That world seems to envelop nearly all of Bush's characters on the album. "Most of my songs are about relationships and telling stories," she says, "and relationships cover so many different intensities of emotions. To me, that's what songwriting is about: human relationships and telling stories."
Bush herself has been in a long-term relationship with bassist Del Palmer, who was the album's engineer. (Kevin Killen, whose last credit was Elvis Costello's Spike, mixed the album.) The songs on The Sensual World intertwine synthesizers with folk instruments, such as uilleann pipes, bouzouki, Celtic harp, mandolin and tupan (some of which are played by Paddy Bush). "Paddy always had a tremendous interest in ethnic music and instruments," Kate says. "He's really been very inspirational, exposing me to different cultures." Three tracks were recorded with Bulgaria's Trio Bulgarka. "They are my three sisters," she says, brightening. "They're very affectionate people, and they spent most of the time coddling me. It was a very special experience musically as well as on a human level."

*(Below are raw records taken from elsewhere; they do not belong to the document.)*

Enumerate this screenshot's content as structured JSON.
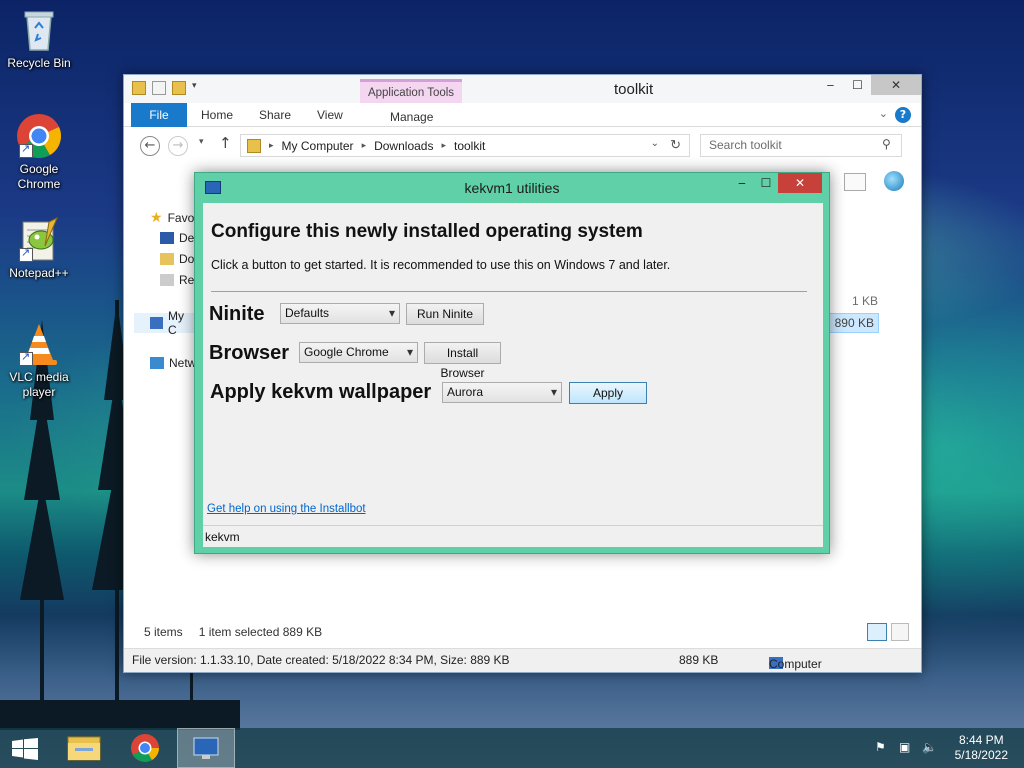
{
  "desktop": {
    "icons": [
      {
        "label": "Recycle Bin",
        "icon": "recycle-bin-icon"
      },
      {
        "label": "Google Chrome",
        "icon": "chrome-icon"
      },
      {
        "label": "Notepad++",
        "icon": "notepad-plus-plus-icon"
      },
      {
        "label": "VLC media player",
        "icon": "vlc-icon"
      }
    ]
  },
  "explorer": {
    "title": "toolkit",
    "context_tab_group": "Application Tools",
    "tabs": {
      "file": "File",
      "home": "Home",
      "share": "Share",
      "view": "View",
      "manage": "Manage"
    },
    "breadcrumb": [
      "My Computer",
      "Downloads",
      "toolkit"
    ],
    "search_placeholder": "Search toolkit",
    "nav": {
      "favorites": "Favo",
      "desktop": "De",
      "documents": "Do",
      "recent": "Re",
      "my_computer": "My C",
      "network": "Netw"
    },
    "file_sizes": [
      "1 KB",
      "890 KB"
    ],
    "status": {
      "items": "5 items",
      "selected": "1 item selected",
      "selected_size": "889 KB"
    },
    "details_bar": {
      "info": "File version: 1.1.33.10, Date created: 5/18/2022 8:34 PM, Size: 889 KB",
      "size": "889 KB",
      "location": "Computer"
    }
  },
  "dialog": {
    "title": "kekvm1 utilities",
    "heading": "Configure this newly installed operating system",
    "subtitle": "Click a button to get started. It is recommended to use this on Windows 7 and later.",
    "ninite": {
      "label": "Ninite",
      "selected": "Defaults",
      "button": "Run Ninite"
    },
    "browser": {
      "label": "Browser",
      "selected": "Google Chrome",
      "button": "Install Browser"
    },
    "wallpaper": {
      "label": "Apply kekvm wallpaper",
      "selected": "Aurora",
      "button": "Apply"
    },
    "help_link": "Get help on using the Installbot",
    "status": "kekvm"
  },
  "taskbar": {
    "time": "8:44 PM",
    "date": "5/18/2022"
  },
  "colors": {
    "dialog_frame": "#5fd0a8",
    "file_tab": "#1979ca",
    "close_button": "#c7413a",
    "link": "#0066cc"
  }
}
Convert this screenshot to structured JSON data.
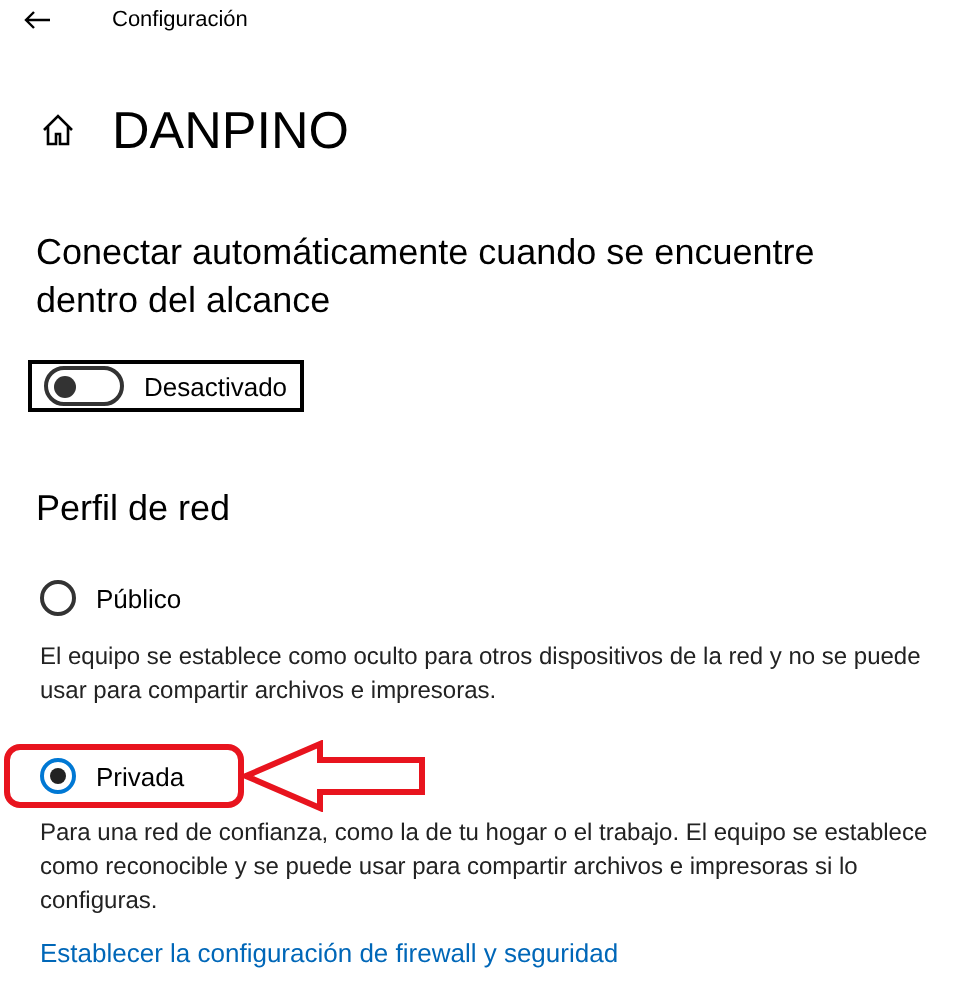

Despite her emotional approach to her music, in her own life Bush wants to be in complete control. "Within my work, I am very much so," she says. "You absolutely have to be, because otherwise people will sh*t you left, right and center. You have to hang on to your original intentions, and I think that's one of the hardest things for people to do. It's not easy to keep space in life anyway. And it's certainly not easy when you're supposed to be a public person. I try very hard to keep privacy in my life. And it helps me termendously. I'd want to go completely mad. I don't see what my private life has got to do with my music. Although obviously there's a lot of me in my music. It's my music I feel I want to give to the world, and not myself."
Bush's lack of participation in her label's promotional efforts may have had a hand in her lack of support in the States. "It's impossible to say," she says. "I think the fact that the second and third album weren't released her didn't fully keep up any kind of profile here." (Nonetheless, 1985's Hounds of Love did produce a Top Thirty hit for Bush in the United States, "Running Up That Hill.")
And Bush, while willing to promote her new album, is unwilling to promote herself. "There's not that much known about me, and what is known is so diverse," she says. "There have been at least five books out. It's a continual problem for me dealing with people's preconceptions of me. It's very difficult to get people to take me as I am. That's why I want my work to speak for me Because that's what comes from my heart."
"The pull and the push of it all..." - Kate Bush
Marvick - Hill
Willker - Mapes
Grepel - Love-Hounds